# Directions for this task
Each line of the material should be output exactly as shown.

----- The data

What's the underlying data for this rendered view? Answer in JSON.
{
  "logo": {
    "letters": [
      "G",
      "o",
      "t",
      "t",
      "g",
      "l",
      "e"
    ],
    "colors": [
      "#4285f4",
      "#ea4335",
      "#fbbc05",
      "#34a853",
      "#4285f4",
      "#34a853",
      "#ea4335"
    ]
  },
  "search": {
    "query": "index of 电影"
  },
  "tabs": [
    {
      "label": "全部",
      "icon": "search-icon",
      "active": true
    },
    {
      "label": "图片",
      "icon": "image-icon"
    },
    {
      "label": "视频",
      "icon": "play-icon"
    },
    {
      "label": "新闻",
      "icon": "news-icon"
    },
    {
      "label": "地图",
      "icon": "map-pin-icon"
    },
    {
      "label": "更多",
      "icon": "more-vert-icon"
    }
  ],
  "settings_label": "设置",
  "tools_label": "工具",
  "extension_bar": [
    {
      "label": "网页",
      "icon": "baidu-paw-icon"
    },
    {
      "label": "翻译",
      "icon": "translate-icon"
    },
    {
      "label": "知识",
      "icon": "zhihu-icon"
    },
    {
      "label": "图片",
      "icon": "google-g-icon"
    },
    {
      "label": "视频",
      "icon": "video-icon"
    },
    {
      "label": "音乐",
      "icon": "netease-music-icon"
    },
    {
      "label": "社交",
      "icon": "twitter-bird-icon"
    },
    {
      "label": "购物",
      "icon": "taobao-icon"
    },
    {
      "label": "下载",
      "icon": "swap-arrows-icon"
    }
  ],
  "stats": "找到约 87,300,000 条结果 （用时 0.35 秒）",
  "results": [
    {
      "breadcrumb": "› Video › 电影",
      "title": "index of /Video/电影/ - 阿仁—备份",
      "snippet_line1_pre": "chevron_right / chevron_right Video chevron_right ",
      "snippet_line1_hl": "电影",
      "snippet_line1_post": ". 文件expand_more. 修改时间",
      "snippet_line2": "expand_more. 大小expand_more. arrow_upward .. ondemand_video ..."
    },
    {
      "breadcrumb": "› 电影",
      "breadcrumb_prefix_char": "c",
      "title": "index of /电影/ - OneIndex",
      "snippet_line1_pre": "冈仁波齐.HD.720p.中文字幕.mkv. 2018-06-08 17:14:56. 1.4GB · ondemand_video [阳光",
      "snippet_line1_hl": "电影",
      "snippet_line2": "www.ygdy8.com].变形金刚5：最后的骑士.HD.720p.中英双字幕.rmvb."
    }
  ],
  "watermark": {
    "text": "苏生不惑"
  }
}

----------

# Expected output
What's the underlying data for this rendered view? Answer in JSON.
{
  "logo": {
    "letters": [
      "G",
      "o",
      "t",
      "t",
      "g",
      "l",
      "e"
    ],
    "colors": [
      "#4285f4",
      "#ea4335",
      "#fbbc05",
      "#34a853",
      "#4285f4",
      "#34a853",
      "#ea4335"
    ]
  },
  "search": {
    "query": "index of 电影"
  },
  "tabs": [
    {
      "label": "全部",
      "icon": "search-icon",
      "active": true
    },
    {
      "label": "图片",
      "icon": "image-icon"
    },
    {
      "label": "视频",
      "icon": "play-icon"
    },
    {
      "label": "新闻",
      "icon": "news-icon"
    },
    {
      "label": "地图",
      "icon": "map-pin-icon"
    },
    {
      "label": "更多",
      "icon": "more-vert-icon"
    }
  ],
  "settings_label": "设置",
  "tools_label": "工具",
  "extension_bar": [
    {
      "label": "网页",
      "icon": "baidu-paw-icon"
    },
    {
      "label": "翻译",
      "icon": "translate-icon"
    },
    {
      "label": "知识",
      "icon": "zhihu-icon"
    },
    {
      "label": "图片",
      "icon": "google-g-icon"
    },
    {
      "label": "视频",
      "icon": "video-icon"
    },
    {
      "label": "音乐",
      "icon": "netease-music-icon"
    },
    {
      "label": "社交",
      "icon": "twitter-bird-icon"
    },
    {
      "label": "购物",
      "icon": "taobao-icon"
    },
    {
      "label": "下载",
      "icon": "swap-arrows-icon"
    }
  ],
  "stats": "找到约 87,300,000 条结果 （用时 0.35 秒）",
  "results": [
    {
      "breadcrumb": "› Video › 电影",
      "title": "index of /Video/电影/ - 阿仁—备份",
      "snippet_line1_pre": "chevron_right / chevron_right Video chevron_right ",
      "snippet_line1_hl": "电影",
      "snippet_line1_post": ". 文件expand_more. 修改时间",
      "snippet_line2": "expand_more. 大小expand_more. arrow_upward .. ondemand_video ..."
    },
    {
      "breadcrumb": "› 电影",
      "breadcrumb_prefix_char": "c",
      "title": "index of /电影/ - OneIndex",
      "snippet_line1_pre": "冈仁波齐.HD.720p.中文字幕.mkv. 2018-06-08 17:14:56. 1.4GB · ondemand_video [阳光",
      "snippet_line1_hl": "电影",
      "snippet_line2": "www.ygdy8.com].变形金刚5：最后的骑士.HD.720p.中英双字幕.rmvb."
    }
  ],
  "watermark": {
    "text": "苏生不惑"
  }
}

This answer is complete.